FANI WILLIS: Let's be clear, 'cause you've lied in this - just let me tell you which one you lied in - right here. I think you lied right here. No, no, no, no. This is the truth.

UNIDENTIFIED PERSON #1: Judge...

WILLIS: And it is a lie.

UNIDENTIFIED PERSON #2: We're going - all right.

WILLIS: It is a lie.

GRINGLAS: A lot of this hearing focused on a key question - when did Willis and Wade's relationship start? A former friend of Willis testified she had no doubt it began in 2019, before the Trump probe. That conflicts with what Wade and Willis has said. They maintained they didn't start dating until 2022. Wade even told the judge during his testimony that he had cancer during the pandemic and barely left his house during that time. Both said the romantic relationship ended last summer.

KELLY: OK. But Sam, I want to focus on this question of financial benefit, because that seems key to figuring out whether Willis has a disqualifying conflict of interest.

GRINGLAS: Right. A lot of scrutiny has been given to Willis and Wade's travel expenses. The two prosecutors say they roughly split the bills on their personal travel, with Willis reimbursing Wade in cash.

(SOUNDBITE OF ARCHIVED RECORDING)

NATHAN WADE: If you've ever spent any time with Miss Willis, you understand that she's a very independent, proud woman...

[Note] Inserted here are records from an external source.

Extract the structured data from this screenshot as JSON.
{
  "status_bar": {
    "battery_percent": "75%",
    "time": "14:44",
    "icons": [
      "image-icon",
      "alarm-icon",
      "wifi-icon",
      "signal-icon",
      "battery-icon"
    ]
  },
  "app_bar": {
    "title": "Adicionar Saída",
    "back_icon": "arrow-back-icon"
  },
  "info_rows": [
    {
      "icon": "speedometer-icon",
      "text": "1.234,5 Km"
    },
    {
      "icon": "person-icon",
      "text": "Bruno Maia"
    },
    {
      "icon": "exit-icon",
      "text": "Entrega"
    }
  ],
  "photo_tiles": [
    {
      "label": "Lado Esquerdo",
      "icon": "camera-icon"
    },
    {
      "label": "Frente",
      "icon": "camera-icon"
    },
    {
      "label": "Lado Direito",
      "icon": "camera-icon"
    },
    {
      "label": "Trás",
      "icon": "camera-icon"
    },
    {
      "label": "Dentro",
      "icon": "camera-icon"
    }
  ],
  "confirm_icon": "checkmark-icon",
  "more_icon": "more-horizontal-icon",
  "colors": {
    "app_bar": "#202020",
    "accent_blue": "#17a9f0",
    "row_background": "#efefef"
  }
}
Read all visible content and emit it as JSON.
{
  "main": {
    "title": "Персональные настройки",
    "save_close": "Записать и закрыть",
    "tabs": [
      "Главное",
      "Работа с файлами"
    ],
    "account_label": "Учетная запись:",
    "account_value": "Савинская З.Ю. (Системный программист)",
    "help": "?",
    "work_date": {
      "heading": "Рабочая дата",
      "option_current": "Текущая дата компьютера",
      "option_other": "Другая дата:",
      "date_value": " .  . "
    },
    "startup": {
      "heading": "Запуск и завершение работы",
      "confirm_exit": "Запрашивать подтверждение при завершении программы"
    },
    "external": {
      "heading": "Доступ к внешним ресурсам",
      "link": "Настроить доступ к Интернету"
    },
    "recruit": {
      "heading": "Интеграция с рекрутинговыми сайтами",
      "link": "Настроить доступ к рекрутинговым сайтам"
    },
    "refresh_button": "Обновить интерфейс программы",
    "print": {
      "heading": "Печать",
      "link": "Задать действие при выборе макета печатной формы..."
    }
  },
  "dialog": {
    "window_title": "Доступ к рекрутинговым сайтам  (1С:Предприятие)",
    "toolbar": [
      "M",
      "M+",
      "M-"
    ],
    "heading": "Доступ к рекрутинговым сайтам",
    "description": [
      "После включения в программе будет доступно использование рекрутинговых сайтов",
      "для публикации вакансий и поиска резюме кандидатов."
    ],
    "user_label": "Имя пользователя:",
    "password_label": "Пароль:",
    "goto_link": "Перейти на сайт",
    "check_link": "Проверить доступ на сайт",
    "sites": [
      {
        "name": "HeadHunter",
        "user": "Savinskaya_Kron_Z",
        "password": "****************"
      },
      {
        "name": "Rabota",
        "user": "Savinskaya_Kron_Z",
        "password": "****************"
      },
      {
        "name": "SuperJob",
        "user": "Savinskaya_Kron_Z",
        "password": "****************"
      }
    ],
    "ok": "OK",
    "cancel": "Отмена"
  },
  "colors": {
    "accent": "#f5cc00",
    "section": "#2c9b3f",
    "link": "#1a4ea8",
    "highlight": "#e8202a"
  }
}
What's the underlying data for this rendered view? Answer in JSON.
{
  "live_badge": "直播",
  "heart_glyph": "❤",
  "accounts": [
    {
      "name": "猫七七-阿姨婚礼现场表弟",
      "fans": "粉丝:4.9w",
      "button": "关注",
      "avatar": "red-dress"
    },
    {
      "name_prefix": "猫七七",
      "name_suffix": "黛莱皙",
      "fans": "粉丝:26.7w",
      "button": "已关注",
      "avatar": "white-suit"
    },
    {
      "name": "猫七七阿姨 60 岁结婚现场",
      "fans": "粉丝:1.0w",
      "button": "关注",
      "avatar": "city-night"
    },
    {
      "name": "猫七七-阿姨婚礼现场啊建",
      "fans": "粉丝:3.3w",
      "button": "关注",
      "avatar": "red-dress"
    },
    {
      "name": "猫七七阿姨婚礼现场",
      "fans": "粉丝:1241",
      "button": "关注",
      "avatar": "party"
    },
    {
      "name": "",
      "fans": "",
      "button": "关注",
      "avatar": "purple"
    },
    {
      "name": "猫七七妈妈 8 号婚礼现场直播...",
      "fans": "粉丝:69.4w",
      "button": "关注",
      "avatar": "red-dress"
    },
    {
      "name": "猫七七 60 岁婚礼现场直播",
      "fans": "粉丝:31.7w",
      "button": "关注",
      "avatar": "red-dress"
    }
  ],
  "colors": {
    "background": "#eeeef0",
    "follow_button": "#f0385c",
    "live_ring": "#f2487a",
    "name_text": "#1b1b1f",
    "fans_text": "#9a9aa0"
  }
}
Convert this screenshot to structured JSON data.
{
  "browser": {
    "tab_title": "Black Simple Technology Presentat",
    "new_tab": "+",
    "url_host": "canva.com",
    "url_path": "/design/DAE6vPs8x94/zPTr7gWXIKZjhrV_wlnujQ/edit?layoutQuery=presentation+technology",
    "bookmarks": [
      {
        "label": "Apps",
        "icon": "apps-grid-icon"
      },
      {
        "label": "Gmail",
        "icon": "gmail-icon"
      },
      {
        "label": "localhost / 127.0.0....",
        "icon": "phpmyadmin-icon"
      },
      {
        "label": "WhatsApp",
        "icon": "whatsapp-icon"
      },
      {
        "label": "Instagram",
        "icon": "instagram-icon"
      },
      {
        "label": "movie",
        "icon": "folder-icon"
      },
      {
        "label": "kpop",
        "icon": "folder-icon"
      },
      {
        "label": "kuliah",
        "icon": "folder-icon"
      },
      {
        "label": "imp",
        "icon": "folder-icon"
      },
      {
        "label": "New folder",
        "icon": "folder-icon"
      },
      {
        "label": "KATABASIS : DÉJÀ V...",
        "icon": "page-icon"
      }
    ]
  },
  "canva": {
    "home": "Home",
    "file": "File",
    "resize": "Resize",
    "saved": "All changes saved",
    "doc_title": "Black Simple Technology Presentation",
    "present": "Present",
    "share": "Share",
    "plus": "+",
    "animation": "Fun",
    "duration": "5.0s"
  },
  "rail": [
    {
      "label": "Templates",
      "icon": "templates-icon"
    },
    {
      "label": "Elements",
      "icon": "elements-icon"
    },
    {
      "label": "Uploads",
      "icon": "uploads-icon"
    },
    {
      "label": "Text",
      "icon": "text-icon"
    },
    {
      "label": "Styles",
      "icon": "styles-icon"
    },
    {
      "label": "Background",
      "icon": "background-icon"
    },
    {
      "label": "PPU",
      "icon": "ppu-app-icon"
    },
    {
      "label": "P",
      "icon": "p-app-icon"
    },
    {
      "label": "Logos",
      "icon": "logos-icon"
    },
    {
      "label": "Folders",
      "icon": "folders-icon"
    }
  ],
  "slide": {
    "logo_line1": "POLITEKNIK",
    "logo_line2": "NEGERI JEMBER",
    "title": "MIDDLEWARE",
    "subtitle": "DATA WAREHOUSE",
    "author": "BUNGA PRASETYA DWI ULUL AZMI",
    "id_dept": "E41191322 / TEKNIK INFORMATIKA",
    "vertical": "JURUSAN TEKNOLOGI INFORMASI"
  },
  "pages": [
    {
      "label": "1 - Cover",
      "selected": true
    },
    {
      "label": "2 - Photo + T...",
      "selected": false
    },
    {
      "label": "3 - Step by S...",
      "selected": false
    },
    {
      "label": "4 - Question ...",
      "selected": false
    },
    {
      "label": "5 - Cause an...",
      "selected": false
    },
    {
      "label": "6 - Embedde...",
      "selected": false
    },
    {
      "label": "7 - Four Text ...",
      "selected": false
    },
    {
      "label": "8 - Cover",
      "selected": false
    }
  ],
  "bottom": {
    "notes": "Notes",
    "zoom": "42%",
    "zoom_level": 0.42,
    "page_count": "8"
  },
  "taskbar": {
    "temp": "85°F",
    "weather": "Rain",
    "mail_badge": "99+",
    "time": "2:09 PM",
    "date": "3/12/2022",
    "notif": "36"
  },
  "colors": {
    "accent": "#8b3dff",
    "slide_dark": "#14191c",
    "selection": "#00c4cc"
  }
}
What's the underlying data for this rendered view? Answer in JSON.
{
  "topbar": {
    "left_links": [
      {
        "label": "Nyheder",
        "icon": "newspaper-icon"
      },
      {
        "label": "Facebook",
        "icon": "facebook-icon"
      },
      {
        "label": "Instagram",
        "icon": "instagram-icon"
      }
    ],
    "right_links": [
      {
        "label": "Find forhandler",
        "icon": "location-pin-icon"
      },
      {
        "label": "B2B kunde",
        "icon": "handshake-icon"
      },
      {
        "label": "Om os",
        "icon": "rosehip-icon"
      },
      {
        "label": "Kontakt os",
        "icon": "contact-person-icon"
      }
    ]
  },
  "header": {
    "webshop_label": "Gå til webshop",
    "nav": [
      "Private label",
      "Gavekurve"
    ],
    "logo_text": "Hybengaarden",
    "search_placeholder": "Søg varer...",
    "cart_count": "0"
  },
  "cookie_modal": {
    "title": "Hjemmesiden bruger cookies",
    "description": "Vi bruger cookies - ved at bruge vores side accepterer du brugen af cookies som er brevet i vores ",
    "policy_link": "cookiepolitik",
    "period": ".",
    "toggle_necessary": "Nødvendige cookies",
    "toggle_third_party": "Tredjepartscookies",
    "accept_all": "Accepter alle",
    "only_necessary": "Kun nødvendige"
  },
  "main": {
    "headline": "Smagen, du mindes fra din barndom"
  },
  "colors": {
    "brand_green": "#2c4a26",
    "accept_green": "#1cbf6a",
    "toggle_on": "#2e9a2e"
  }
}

UNIDENTIFIED PERSON #3: I object.

WADE: ...So she's going to insist that she carries her own weight.

GRINGLAS: Defense attorneys seem skeptical of this without any records of bank deposits to back it up. And, Mary Louise, this question of expenses is really at the heart of this matter because it gets to whether there was a financial stake for Willis and Wade in the outcome of the case.

KELLY: Gotcha. OK. So we wait to see whether Fani Willis will remain on the case or not. If she is disqualified, how would that affect the timing?

GRINGLAS: Well, the window for the Georgia case to go to trial this year is already very narrow. And remember, that case is about Trump and his allies' alleged effort to overturn the 2020 election in Georgia. If Judge McAfee disqualifies Willis, the whole office is disqualified. A special prosecutor has to be appointed. That could delay the case for months. And even if he doesn't disqualify Willis, appeals could still trip up the case.

KELLY: Andrea - big picture - because you've covered Trump and his businesses for forever. You've covered so many trials. Just - as we look at this big chunk of the presidential race taking place with Trump spending a lot of time in courthouses, give us just the big picture on this moment.

BERNSTEIN: The reality of that is really beginning to sink in. It really sunk in today. After a nearly a two-month trial in New York, there could be another two-month trial in Washington, bringing us right up to the conventions. It's worth remembering that all four of these cases are happening now because Trump's lawyers delayed them so much. But here we are. Trump's lawyer, Todd Blanche, said in the courtroom today, we strenuously object to what's happening in this courtroom, the fact that President Trump is going to now spend the next two months working on this trial instead of being out on the campaign trail. It shouldn't happen. But it's going to happen.

KELLY: It's going to happen. NPR's Andrea Bernstein in New York. We also heard from WABE's Sam Gringlas in Atlanta. Thanks. Transcript provided by NPR, Copyright NPR.

NPR transcripts are created on a rush deadline by an NPR contractor. This text may not be in its final form and may be updated or revised in the future. Accuracy and availability may vary. The authoritative record of NPR’s programming is the audio record.

Andrea Bernstein
[Copyright 2024 NPR]
Sam Gringlas is a journalist at NPR's All Things Considered. In 2020, he helped cover the presidential election with NPR's Washington Desk and has also reported for NPR's business desk covering the workforce. He's produced and reported with NPR from across the country, as well as China and Mexico, covering topics like politics, trade, the environment, immigration and breaking news. He started as an intern at All Things Considered after graduating with a public policy degree from the University of Michigan, where he was the managing news editor at The Michigan Daily. He's a native Michigander.